Exercise requirements — In your reply, write out each entry exactly as given.

Input for this task below:

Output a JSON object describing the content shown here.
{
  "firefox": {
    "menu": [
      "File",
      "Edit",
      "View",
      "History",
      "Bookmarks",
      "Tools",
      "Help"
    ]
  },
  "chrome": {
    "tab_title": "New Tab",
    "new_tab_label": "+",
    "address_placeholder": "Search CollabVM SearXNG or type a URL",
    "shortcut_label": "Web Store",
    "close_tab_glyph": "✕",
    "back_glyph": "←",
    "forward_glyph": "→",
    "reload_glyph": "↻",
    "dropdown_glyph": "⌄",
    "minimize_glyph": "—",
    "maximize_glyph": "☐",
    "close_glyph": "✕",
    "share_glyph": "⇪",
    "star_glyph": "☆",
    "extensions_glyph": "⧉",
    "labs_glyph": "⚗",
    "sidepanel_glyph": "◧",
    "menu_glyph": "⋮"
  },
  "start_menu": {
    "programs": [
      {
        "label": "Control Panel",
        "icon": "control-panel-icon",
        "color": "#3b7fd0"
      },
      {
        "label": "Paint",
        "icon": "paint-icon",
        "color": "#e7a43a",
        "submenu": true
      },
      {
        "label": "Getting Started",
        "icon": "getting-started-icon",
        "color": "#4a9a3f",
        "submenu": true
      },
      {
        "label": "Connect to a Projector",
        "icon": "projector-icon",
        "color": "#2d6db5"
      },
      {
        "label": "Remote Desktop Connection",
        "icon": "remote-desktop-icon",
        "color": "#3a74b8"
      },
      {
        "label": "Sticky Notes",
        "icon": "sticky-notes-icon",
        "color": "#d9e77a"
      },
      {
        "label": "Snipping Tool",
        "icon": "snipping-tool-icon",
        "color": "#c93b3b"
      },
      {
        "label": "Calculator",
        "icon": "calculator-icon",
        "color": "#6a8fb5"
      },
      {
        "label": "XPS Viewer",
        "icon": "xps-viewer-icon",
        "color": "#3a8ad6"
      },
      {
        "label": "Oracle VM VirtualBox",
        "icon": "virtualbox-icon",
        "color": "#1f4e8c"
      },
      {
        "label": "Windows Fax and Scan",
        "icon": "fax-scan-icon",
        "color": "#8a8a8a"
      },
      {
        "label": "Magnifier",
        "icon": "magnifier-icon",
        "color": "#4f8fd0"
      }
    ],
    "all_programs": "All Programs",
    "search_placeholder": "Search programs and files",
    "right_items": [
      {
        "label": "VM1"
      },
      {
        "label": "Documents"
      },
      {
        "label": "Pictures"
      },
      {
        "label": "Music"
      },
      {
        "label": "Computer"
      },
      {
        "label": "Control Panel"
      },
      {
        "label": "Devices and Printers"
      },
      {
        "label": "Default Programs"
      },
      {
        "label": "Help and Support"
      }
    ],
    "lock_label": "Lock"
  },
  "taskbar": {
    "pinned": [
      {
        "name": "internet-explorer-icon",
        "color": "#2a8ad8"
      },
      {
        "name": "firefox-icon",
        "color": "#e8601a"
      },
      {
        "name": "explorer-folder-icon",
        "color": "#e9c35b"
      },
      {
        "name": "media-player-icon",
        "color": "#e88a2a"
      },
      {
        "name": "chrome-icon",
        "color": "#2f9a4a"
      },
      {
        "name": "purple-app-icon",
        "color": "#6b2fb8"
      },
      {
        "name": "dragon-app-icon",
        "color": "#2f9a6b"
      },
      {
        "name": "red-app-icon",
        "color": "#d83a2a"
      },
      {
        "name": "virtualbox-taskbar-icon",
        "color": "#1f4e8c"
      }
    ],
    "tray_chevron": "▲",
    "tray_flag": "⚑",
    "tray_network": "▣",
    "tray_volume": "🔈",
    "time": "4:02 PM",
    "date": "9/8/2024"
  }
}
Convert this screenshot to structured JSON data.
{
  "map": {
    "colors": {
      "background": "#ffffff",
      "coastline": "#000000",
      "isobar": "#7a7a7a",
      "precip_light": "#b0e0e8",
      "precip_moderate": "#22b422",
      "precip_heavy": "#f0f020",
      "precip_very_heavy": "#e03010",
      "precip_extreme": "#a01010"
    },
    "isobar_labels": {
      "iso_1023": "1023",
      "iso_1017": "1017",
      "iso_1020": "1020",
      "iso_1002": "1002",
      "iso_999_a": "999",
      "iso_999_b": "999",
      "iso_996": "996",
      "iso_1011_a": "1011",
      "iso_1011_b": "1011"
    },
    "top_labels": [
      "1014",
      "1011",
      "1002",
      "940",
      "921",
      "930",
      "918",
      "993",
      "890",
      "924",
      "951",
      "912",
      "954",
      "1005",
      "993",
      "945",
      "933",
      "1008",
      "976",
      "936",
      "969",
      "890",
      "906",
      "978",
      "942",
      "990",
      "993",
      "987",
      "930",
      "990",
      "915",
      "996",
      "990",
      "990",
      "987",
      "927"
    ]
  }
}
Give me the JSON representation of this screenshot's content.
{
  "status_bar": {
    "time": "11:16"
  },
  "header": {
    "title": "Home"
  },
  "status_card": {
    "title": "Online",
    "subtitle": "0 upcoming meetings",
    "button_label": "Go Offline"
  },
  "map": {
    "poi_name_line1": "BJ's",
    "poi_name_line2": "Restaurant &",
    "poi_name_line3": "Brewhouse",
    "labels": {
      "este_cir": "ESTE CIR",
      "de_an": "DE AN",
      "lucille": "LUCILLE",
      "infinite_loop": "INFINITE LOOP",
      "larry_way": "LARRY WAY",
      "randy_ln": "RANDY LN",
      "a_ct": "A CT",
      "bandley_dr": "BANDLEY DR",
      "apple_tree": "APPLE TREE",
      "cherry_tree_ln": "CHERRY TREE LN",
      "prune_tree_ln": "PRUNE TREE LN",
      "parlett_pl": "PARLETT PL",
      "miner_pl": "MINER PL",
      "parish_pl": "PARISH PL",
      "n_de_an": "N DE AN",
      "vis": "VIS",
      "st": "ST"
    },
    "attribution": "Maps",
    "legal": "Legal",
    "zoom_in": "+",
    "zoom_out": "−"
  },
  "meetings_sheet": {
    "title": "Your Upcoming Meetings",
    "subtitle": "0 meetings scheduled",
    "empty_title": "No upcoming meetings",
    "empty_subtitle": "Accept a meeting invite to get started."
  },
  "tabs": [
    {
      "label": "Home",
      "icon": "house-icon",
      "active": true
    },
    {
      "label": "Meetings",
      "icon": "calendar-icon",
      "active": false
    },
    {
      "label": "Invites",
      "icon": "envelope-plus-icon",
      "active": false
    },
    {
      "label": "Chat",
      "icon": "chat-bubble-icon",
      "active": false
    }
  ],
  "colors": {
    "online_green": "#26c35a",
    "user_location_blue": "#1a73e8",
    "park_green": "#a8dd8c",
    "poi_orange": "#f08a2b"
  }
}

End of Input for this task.

Reply to the task —
Output a JSON object describing the content shown here.
{
  "firefox": {
    "menu": [
      "File",
      "Edit",
      "View",
      "History",
      "Bookmarks",
      "Tools",
      "Help"
    ]
  },
  "chrome": {
    "tab_title": "New Tab",
    "new_tab_label": "+",
    "address_placeholder": "Search CollabVM SearXNG or type a URL",
    "shortcut_label": "Web Store",
    "close_tab_glyph": "✕",
    "back_glyph": "←",
    "forward_glyph": "→",
    "reload_glyph": "↻",
    "dropdown_glyph": "⌄",
    "minimize_glyph": "—",
    "maximize_glyph": "☐",
    "close_glyph": "✕",
    "share_glyph": "⇪",
    "star_glyph": "☆",
    "extensions_glyph": "⧉",
    "labs_glyph": "⚗",
    "sidepanel_glyph": "◧",
    "menu_glyph": "⋮"
  },
  "start_menu": {
    "programs": [
      {
        "label": "Control Panel",
        "icon": "control-panel-icon",
        "color": "#3b7fd0"
      },
      {
        "label": "Paint",
        "icon": "paint-icon",
        "color": "#e7a43a",
        "submenu": true
      },
      {
        "label": "Getting Started",
        "icon": "getting-started-icon",
        "color": "#4a9a3f",
        "submenu": true
      },
      {
        "label": "Connect to a Projector",
        "icon": "projector-icon",
        "color": "#2d6db5"
      },
      {
        "label": "Remote Desktop Connection",
        "icon": "remote-desktop-icon",
        "color": "#3a74b8"
      },
      {
        "label": "Sticky Notes",
        "icon": "sticky-notes-icon",
        "color": "#d9e77a"
      },
      {
        "label": "Snipping Tool",
        "icon": "snipping-tool-icon",
        "color": "#c93b3b"
      },
      {
        "label": "Calculator",
        "icon": "calculator-icon",
        "color": "#6a8fb5"
      },
      {
        "label": "XPS Viewer",
        "icon": "xps-viewer-icon",
        "color": "#3a8ad6"
      },
      {
        "label": "Oracle VM VirtualBox",
        "icon": "virtualbox-icon",
        "color": "#1f4e8c"
      },
      {
        "label": "Windows Fax and Scan",
        "icon": "fax-scan-icon",
        "color": "#8a8a8a"
      },
      {
        "label": "Magnifier",
        "icon": "magnifier-icon",
        "color": "#4f8fd0"
      }
    ],
    "all_programs": "All Programs",
    "search_placeholder": "Search programs and files",
    "right_items": [
      {
        "label": "VM1"
      },
      {
        "label": "Documents"
      },
      {
        "label": "Pictures"
      },
      {
        "label": "Music"
      },
      {
        "label": "Computer"
      },
      {
        "label": "Control Panel"
      },
      {
        "label": "Devices and Printers"
      },
      {
        "label": "Default Programs"
      },
      {
        "label": "Help and Support"
      }
    ],
    "lock_label": "Lock"
  },
  "taskbar": {
    "pinned": [
      {
        "name": "internet-explorer-icon",
        "color": "#2a8ad8"
      },
      {
        "name": "firefox-icon",
        "color": "#e8601a"
      },
      {
        "name": "explorer-folder-icon",
        "color": "#e9c35b"
      },
      {
        "name": "media-player-icon",
        "color": "#e88a2a"
      },
      {
        "name": "chrome-icon",
        "color": "#2f9a4a"
      },
      {
        "name": "purple-app-icon",
        "color": "#6b2fb8"
      },
      {
        "name": "dragon-app-icon",
        "color": "#2f9a6b"
      },
      {
        "name": "red-app-icon",
        "color": "#d83a2a"
      },
      {
        "name": "virtualbox-taskbar-icon",
        "color": "#1f4e8c"
      }
    ],
    "tray_chevron": "▲",
    "tray_flag": "⚑",
    "tray_network": "▣",
    "tray_volume": "🔈",
    "time": "4:02 PM",
    "date": "9/8/2024"
  }
}
Convert this screenshot to structured JSON data.
{
  "map": {
    "colors": {
      "background": "#ffffff",
      "coastline": "#000000",
      "isobar": "#7a7a7a",
      "precip_light": "#b0e0e8",
      "precip_moderate": "#22b422",
      "precip_heavy": "#f0f020",
      "precip_very_heavy": "#e03010",
      "precip_extreme": "#a01010"
    },
    "isobar_labels": {
      "iso_1023": "1023",
      "iso_1017": "1017",
      "iso_1020": "1020",
      "iso_1002": "1002",
      "iso_999_a": "999",
      "iso_999_b": "999",
      "iso_996": "996",
      "iso_1011_a": "1011",
      "iso_1011_b": "1011"
    },
    "top_labels": [
      "1014",
      "1011",
      "1002",
      "940",
      "921",
      "930",
      "918",
      "993",
      "890",
      "924",
      "951",
      "912",
      "954",
      "1005",
      "993",
      "945",
      "933",
      "1008",
      "976",
      "936",
      "969",
      "890",
      "906",
      "978",
      "942",
      "990",
      "993",
      "987",
      "930",
      "990",
      "915",
      "996",
      "990",
      "990",
      "987",
      "927"
    ]
  }
}
Give me the JSON representation of this screenshot's content.
{
  "status_bar": {
    "time": "11:16"
  },
  "header": {
    "title": "Home"
  },
  "status_card": {
    "title": "Online",
    "subtitle": "0 upcoming meetings",
    "button_label": "Go Offline"
  },
  "map": {
    "poi_name_line1": "BJ's",
    "poi_name_line2": "Restaurant &",
    "poi_name_line3": "Brewhouse",
    "labels": {
      "este_cir": "ESTE CIR",
      "de_an": "DE AN",
      "lucille": "LUCILLE",
      "infinite_loop": "INFINITE LOOP",
      "larry_way": "LARRY WAY",
      "randy_ln": "RANDY LN",
      "a_ct": "A CT",
      "bandley_dr": "BANDLEY DR",
      "apple_tree": "APPLE TREE",
      "cherry_tree_ln": "CHERRY TREE LN",
      "prune_tree_ln": "PRUNE TREE LN",
      "parlett_pl": "PARLETT PL",
      "miner_pl": "MINER PL",
      "parish_pl": "PARISH PL",
      "n_de_an": "N DE AN",
      "vis": "VIS",
      "st": "ST"
    },
    "attribution": "Maps",
    "legal": "Legal",
    "zoom_in": "+",
    "zoom_out": "−"
  },
  "meetings_sheet": {
    "title": "Your Upcoming Meetings",
    "subtitle": "0 meetings scheduled",
    "empty_title": "No upcoming meetings",
    "empty_subtitle": "Accept a meeting invite to get started."
  },
  "tabs": [
    {
      "label": "Home",
      "icon": "house-icon",
      "active": true
    },
    {
      "label": "Meetings",
      "icon": "calendar-icon",
      "active": false
    },
    {
      "label": "Invites",
      "icon": "envelope-plus-icon",
      "active": false
    },
    {
      "label": "Chat",
      "icon": "chat-bubble-icon",
      "active": false
    }
  ],
  "colors": {
    "online_green": "#26c35a",
    "user_location_blue": "#1a73e8",
    "park_green": "#a8dd8c",
    "poi_orange": "#f08a2b"
  }
}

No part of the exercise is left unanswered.